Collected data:
━━━━━━━━━━

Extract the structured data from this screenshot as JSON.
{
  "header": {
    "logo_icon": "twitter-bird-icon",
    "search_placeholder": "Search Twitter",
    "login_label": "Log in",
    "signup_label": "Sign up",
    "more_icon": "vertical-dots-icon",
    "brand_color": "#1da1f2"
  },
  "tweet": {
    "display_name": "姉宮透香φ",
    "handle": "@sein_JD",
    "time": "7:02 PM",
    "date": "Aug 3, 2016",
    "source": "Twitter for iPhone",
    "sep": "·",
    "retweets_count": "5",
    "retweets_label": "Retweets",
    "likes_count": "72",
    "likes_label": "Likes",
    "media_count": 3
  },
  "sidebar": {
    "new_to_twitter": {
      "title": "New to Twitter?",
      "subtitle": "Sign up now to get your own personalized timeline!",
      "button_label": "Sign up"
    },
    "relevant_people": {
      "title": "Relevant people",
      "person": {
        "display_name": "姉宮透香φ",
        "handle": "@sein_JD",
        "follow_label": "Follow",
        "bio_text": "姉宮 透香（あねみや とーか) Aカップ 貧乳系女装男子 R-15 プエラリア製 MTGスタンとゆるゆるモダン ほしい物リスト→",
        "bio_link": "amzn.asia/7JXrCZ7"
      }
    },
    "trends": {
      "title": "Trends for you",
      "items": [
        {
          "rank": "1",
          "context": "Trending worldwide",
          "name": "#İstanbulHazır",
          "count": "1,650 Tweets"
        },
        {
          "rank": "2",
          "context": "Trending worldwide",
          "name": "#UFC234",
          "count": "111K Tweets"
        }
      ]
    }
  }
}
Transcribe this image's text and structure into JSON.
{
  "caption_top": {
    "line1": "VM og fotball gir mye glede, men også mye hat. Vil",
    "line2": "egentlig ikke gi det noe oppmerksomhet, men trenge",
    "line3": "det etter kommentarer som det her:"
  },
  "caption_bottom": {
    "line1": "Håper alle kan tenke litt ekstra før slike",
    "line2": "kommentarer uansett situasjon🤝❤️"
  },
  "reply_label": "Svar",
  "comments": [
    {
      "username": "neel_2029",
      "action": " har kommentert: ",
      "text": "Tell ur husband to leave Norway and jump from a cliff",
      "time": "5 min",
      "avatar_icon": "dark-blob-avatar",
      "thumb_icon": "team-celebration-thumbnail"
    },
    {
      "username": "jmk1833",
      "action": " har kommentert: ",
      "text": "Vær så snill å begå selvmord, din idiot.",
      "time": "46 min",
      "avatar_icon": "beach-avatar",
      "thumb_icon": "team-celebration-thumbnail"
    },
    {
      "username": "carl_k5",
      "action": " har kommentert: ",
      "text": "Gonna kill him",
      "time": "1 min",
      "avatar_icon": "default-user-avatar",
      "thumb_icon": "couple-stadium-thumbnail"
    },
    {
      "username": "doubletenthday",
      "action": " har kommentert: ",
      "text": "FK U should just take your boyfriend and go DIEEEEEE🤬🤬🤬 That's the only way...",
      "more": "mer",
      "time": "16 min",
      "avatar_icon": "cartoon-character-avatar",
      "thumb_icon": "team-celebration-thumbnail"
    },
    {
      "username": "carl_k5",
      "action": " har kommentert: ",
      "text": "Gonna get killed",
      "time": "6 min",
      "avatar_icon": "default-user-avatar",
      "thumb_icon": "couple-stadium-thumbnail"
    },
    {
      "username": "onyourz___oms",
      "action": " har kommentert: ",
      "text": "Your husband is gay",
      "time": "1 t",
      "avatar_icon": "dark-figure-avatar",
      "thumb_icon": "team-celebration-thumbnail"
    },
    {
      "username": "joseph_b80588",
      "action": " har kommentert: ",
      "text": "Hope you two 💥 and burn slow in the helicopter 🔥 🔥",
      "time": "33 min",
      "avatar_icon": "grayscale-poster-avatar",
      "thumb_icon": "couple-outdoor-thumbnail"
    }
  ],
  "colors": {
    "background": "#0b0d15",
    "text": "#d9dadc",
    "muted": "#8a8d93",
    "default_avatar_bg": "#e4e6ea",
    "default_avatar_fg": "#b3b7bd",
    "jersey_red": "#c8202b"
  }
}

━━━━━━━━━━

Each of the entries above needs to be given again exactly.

▸ **Solution for this exercise**
Extract the structured data from this screenshot as JSON.
{
  "header": {
    "logo_icon": "twitter-bird-icon",
    "search_placeholder": "Search Twitter",
    "login_label": "Log in",
    "signup_label": "Sign up",
    "more_icon": "vertical-dots-icon",
    "brand_color": "#1da1f2"
  },
  "tweet": {
    "display_name": "姉宮透香φ",
    "handle": "@sein_JD",
    "time": "7:02 PM",
    "date": "Aug 3, 2016",
    "source": "Twitter for iPhone",
    "sep": "·",
    "retweets_count": "5",
    "retweets_label": "Retweets",
    "likes_count": "72",
    "likes_label": "Likes",
    "media_count": 3
  },
  "sidebar": {
    "new_to_twitter": {
      "title": "New to Twitter?",
      "subtitle": "Sign up now to get your own personalized timeline!",
      "button_label": "Sign up"
    },
    "relevant_people": {
      "title": "Relevant people",
      "person": {
        "display_name": "姉宮透香φ",
        "handle": "@sein_JD",
        "follow_label": "Follow",
        "bio_text": "姉宮 透香（あねみや とーか) Aカップ 貧乳系女装男子 R-15 プエラリア製 MTGスタンとゆるゆるモダン ほしい物リスト→",
        "bio_link": "amzn.asia/7JXrCZ7"
      }
    },
    "trends": {
      "title": "Trends for you",
      "items": [
        {
          "rank": "1",
          "context": "Trending worldwide",
          "name": "#İstanbulHazır",
          "count": "1,650 Tweets"
        },
        {
          "rank": "2",
          "context": "Trending worldwide",
          "name": "#UFC234",
          "count": "111K Tweets"
        }
      ]
    }
  }
}
Transcribe this image's text and structure into JSON.
{
  "caption_top": {
    "line1": "VM og fotball gir mye glede, men også mye hat. Vil",
    "line2": "egentlig ikke gi det noe oppmerksomhet, men trenge",
    "line3": "det etter kommentarer som det her:"
  },
  "caption_bottom": {
    "line1": "Håper alle kan tenke litt ekstra før slike",
    "line2": "kommentarer uansett situasjon🤝❤️"
  },
  "reply_label": "Svar",
  "comments": [
    {
      "username": "neel_2029",
      "action": " har kommentert: ",
      "text": "Tell ur husband to leave Norway and jump from a cliff",
      "time": "5 min",
      "avatar_icon": "dark-blob-avatar",
      "thumb_icon": "team-celebration-thumbnail"
    },
    {
      "username": "jmk1833",
      "action": " har kommentert: ",
      "text": "Vær så snill å begå selvmord, din idiot.",
      "time": "46 min",
      "avatar_icon": "beach-avatar",
      "thumb_icon": "team-celebration-thumbnail"
    },
    {
      "username": "carl_k5",
      "action": " har kommentert: ",
      "text": "Gonna kill him",
      "time": "1 min",
      "avatar_icon": "default-user-avatar",
      "thumb_icon": "couple-stadium-thumbnail"
    },
    {
      "username": "doubletenthday",
      "action": " har kommentert: ",
      "text": "FK U should just take your boyfriend and go DIEEEEEE🤬🤬🤬 That's the only way...",
      "more": "mer",
      "time": "16 min",
      "avatar_icon": "cartoon-character-avatar",
      "thumb_icon": "team-celebration-thumbnail"
    },
    {
      "username": "carl_k5",
      "action": " har kommentert: ",
      "text": "Gonna get killed",
      "time": "6 min",
      "avatar_icon": "default-user-avatar",
      "thumb_icon": "couple-stadium-thumbnail"
    },
    {
      "username": "onyourz___oms",
      "action": " har kommentert: ",
      "text": "Your husband is gay",
      "time": "1 t",
      "avatar_icon": "dark-figure-avatar",
      "thumb_icon": "team-celebration-thumbnail"
    },
    {
      "username": "joseph_b80588",
      "action": " har kommentert: ",
      "text": "Hope you two 💥 and burn slow in the helicopter 🔥 🔥",
      "time": "33 min",
      "avatar_icon": "grayscale-poster-avatar",
      "thumb_icon": "couple-outdoor-thumbnail"
    }
  ],
  "colors": {
    "background": "#0b0d15",
    "text": "#d9dadc",
    "muted": "#8a8d93",
    "default_avatar_bg": "#e4e6ea",
    "default_avatar_fg": "#b3b7bd",
    "jersey_red": "#c8202b"
  }
}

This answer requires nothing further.